MIDDLE EAST-NORTH AFRICA
Research: Quality, not just quantity, should be improved
This seems to be the first study to examine the impact of research output (quantity and quality) on economic growth separately for each of the 27 research areas in the developing MENA region, according to Chadi Azmeh, associate professor in banking and financial sciences at the International University for Science and Technology in Syria and author of the study. The research was published in the journal Scientometrics on 20 September 2022.
“This is important, since it may give more insight to decision-makers in these countries to choose where to invest their scarce resources to realise a higher level of economic growth,” Azmeh wrote. “Policymakers in the MENA countries need to focus on improving the quality, not the quantity, of research output to realise the expected impact of research on economic growth.”
More patents, but little improvement
This study resonates with the findings of a Saudi study in the Journal of Controversial Ideas published in April 2022. The research indicates that, despite the high scientific output of some Saudi universities, the role of these universities in industrial collaboration, technology advancement, and economic prosperity is low because of their weak performance in entrepreneurship, innovation, and research commercialisation.
Also, the Saudi academic patent number has increased dramatically since 2014, but with minimal improvement in the country’s innovation and start-up performance.

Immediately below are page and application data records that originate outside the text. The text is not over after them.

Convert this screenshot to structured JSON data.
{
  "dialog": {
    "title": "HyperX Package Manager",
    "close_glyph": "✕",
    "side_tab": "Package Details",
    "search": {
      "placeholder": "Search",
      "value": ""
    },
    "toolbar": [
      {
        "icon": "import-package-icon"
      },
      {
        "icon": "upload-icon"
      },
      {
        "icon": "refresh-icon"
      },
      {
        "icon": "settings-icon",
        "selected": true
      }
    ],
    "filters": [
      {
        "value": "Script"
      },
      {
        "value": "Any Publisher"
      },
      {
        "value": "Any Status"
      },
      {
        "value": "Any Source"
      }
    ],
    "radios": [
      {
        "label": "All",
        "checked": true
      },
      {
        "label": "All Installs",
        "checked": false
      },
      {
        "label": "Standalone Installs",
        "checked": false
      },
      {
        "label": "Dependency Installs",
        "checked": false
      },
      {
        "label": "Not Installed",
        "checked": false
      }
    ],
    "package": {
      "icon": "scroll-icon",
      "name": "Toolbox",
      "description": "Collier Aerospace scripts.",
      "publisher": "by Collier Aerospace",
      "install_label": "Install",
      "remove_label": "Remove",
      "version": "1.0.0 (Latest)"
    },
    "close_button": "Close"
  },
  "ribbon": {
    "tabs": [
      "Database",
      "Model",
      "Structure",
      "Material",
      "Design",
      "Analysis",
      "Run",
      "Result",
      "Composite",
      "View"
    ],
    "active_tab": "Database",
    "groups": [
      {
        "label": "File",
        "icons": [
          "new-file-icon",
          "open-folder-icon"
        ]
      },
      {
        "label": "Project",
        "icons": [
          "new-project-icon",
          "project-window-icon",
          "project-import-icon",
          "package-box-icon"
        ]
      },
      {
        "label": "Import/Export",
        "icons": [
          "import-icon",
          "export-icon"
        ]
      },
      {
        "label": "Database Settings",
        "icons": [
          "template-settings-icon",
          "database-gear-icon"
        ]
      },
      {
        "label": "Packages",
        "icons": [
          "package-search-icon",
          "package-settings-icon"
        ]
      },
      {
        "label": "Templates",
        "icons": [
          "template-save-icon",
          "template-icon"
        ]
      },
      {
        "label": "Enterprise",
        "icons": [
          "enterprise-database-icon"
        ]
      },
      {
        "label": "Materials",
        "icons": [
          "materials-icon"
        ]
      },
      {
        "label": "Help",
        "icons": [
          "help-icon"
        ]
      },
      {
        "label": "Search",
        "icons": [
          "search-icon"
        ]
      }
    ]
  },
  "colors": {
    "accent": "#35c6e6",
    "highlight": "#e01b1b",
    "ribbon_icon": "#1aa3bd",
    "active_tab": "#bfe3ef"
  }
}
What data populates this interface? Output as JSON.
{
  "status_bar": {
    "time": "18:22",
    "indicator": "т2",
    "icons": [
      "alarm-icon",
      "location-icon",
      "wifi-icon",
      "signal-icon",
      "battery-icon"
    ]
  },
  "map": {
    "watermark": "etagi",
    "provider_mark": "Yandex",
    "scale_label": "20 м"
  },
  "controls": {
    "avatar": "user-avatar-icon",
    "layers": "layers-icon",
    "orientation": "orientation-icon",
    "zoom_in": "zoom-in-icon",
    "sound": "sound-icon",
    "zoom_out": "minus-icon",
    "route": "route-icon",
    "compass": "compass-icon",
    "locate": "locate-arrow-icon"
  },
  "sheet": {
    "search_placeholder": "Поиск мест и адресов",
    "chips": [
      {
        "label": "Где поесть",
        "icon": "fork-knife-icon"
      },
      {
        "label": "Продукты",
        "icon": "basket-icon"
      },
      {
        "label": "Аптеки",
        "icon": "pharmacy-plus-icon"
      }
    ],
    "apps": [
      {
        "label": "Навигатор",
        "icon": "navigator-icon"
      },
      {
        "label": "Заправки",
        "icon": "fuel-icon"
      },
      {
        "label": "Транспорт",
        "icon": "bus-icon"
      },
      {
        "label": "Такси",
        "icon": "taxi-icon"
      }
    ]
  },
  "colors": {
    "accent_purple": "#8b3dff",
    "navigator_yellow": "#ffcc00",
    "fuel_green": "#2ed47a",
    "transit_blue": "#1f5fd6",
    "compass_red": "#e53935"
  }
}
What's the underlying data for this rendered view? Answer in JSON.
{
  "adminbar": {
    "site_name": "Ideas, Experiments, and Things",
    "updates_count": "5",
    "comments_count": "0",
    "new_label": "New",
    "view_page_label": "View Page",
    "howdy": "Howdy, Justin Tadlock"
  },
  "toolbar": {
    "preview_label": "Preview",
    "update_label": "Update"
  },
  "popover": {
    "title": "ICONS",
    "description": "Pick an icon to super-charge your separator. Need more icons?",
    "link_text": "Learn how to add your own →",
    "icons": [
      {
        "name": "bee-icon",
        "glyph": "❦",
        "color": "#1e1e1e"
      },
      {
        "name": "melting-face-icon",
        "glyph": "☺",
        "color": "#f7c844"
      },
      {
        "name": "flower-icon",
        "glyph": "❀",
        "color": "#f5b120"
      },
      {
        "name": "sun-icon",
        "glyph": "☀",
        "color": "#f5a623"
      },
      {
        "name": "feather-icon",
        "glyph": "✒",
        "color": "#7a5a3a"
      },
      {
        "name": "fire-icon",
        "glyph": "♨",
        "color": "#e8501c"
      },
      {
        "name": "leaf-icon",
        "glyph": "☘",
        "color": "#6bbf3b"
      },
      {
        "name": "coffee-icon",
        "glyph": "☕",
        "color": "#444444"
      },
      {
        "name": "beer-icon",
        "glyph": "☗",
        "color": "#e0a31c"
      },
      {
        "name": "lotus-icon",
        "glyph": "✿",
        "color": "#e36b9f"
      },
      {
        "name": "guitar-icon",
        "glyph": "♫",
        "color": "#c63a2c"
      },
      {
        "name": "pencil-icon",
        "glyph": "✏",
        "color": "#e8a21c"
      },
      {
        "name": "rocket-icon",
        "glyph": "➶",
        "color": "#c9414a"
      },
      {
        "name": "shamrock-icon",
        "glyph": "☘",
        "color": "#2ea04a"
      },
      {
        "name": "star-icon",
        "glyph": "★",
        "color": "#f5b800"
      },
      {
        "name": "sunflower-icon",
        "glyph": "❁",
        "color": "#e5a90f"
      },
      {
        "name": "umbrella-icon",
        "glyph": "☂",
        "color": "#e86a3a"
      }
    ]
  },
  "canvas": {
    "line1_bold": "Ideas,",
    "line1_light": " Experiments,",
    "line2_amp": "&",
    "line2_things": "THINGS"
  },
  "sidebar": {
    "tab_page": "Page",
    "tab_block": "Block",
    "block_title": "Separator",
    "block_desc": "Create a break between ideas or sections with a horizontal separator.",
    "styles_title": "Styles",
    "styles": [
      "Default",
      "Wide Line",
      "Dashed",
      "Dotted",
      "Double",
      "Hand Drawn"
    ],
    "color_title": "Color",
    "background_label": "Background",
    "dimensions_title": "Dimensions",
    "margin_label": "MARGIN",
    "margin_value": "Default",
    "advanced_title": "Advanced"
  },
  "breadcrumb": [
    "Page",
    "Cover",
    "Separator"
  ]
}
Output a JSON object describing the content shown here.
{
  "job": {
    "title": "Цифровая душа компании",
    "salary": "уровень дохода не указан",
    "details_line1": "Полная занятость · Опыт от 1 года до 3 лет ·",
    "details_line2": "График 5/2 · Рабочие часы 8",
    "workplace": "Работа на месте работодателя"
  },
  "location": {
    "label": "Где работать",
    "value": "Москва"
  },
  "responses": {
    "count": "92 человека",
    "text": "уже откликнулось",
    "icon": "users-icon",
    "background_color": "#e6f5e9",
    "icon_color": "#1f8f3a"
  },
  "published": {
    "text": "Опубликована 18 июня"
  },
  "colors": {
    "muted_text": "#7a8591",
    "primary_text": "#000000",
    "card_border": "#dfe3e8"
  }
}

In the MENA study, Azmeh pointed out that, “Given the recent rise in government spending on research and development (R&D) in developing countries, it is highly important to examine the impact of academic research output on economic growth. It enables policymakers to evaluate the return on capital invested in research activities.”
Based on the World Bank Database, the R&D expenditure as a percentage of gross domestic product (GDP) for Egypt has increased from 0.2 in 2005 to 0.7 in 2018, from 0.3 in 2002 to 0.7 in 2016 in Jordan, from 0.1 in 2003 to 0.9 in 2012 in Saudi Arabia, and from 0.5 in 2011 to 1.3 in 2018 in the United Arab Emirates.
While academic research output was measured by the number of publications per year determining the quantity of research, the number of citations was used to measure the quality of research.
“Even though most of the world universities rankings are based on the number of citations to gauge the quality of research in each university, this measure is only an approximation. The quality of research should be measured by its impact on the well-being of society,” the study pointed out.
Quantity negatively impacts GDP
The data for research quantity and quality was collected from the Scopus database published on the SCImago website which provides information about the number of publications and citations for all countries in all subject categories or within specific fields. Data on economic growth and all other control variables was collected from world development indicators.
The findings suggest that the “number of research publications (quantity) has a negative impact on real per capita gross domestic product (GDP) growth at a 5% significance level”.
“In contrast, the empirical estimates show a positive and significant impact of the quality of research output, measured by the number of citations, on real per capita GDP growth at a 10% significance level.”
“Our results are in line and confirm the concerns of the Department for International Development (DFID UK), who proclaim that funding research activities in developing countries had an important opportunity cost, since their scarce resources could have been easily channelled towards the course of poverty reduction interventions,” the study stated.
“They give evidence of an important negative impact on economic growth, if policymakers in the MENA countries opt to fund research activities just to increase the volume of research output,” the study added.
“The huge sums allocated to finance research will be deprived from other uses which may have more positive and important impact on economic development,” the study explained.
DFID UK’s view was outlined in a literature review, ‘What is the evidence on the impact of research on international development?’
The results support an important and statistically significant impact of (quality) research output on economic growth in the following research areas: biochemistry, genetics and molecular biology, business, management and accounting, computer sciences, energy, engineering, mathematics, and physics and astronomy, the study found.
Besides allocating resources to build new laboratories in universities and research centres in these fields, equipping them with new technology and the most sophisticated equipment, policymakers should also incite researchers, especially in these fields, to publish their research in the most prestigious international journals (that is journals in the top 10 percentile in Scopus) by honouring them and giving them prizes for their research, according to the study.